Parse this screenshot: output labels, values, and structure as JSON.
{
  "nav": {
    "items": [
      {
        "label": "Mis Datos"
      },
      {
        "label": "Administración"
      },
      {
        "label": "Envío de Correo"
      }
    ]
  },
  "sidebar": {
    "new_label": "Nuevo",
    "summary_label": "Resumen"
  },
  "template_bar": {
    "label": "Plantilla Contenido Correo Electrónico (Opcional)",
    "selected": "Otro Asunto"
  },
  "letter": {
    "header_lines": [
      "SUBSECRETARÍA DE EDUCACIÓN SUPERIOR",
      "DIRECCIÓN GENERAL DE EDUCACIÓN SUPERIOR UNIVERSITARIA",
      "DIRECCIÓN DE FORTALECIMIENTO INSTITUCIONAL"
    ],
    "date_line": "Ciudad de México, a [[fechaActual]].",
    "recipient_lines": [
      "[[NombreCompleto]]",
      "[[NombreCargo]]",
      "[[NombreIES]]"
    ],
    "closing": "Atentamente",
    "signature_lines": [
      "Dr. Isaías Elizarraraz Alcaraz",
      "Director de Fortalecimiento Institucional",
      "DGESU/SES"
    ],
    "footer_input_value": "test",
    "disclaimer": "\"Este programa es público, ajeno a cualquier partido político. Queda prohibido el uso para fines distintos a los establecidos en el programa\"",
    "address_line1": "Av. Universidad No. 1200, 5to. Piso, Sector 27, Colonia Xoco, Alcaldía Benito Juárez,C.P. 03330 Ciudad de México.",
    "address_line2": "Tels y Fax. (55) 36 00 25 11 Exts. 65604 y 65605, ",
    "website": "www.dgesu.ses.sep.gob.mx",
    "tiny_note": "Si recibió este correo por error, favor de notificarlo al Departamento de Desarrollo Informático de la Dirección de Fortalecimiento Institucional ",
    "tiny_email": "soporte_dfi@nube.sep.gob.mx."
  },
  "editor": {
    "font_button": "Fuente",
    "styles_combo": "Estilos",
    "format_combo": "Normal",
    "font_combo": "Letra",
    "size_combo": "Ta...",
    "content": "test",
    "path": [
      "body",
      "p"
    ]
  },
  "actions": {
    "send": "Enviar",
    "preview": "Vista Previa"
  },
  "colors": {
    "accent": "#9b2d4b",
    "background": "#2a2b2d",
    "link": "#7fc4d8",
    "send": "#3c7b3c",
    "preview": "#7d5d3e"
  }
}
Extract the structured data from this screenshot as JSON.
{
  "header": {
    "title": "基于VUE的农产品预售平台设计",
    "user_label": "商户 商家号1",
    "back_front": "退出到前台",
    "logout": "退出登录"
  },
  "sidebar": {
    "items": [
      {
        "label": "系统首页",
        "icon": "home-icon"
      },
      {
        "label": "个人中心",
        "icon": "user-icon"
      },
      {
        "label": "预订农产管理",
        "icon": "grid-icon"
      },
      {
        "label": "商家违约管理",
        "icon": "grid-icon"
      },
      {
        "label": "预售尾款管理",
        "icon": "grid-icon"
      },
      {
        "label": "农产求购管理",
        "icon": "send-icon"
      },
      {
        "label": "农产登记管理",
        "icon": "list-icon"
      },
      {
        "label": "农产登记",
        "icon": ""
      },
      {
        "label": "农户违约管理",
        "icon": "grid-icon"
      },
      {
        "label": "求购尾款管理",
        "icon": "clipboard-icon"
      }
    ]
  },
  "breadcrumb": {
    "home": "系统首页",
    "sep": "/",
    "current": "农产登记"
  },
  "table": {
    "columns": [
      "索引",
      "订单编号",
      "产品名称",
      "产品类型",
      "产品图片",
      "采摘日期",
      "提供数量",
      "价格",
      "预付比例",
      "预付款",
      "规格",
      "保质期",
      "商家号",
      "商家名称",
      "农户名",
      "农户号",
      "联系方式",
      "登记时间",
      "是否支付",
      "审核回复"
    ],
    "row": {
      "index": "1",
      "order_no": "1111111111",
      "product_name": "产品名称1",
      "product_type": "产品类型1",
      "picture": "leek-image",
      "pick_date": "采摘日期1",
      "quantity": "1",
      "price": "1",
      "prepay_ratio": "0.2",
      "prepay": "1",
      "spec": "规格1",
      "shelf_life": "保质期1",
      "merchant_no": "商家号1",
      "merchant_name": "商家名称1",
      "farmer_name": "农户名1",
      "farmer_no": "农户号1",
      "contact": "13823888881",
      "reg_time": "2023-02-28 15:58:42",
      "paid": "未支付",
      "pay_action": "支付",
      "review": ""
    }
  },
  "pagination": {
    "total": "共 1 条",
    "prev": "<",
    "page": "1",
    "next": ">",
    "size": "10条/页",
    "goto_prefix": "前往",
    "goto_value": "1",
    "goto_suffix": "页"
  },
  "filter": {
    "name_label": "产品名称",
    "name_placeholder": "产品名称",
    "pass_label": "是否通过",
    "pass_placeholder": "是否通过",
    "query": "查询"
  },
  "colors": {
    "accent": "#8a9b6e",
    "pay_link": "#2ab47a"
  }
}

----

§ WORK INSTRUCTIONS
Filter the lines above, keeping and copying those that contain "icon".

§ RESPONSE AREA
        "icon": "home-icon"
        "icon": "user-icon"
        "icon": "grid-icon"
        "icon": "grid-icon"
        "icon": "grid-icon"
        "icon": "send-icon"
        "icon": "list-icon"
        "icon": ""
        "icon": "grid-icon"
        "icon": "clipboard-icon"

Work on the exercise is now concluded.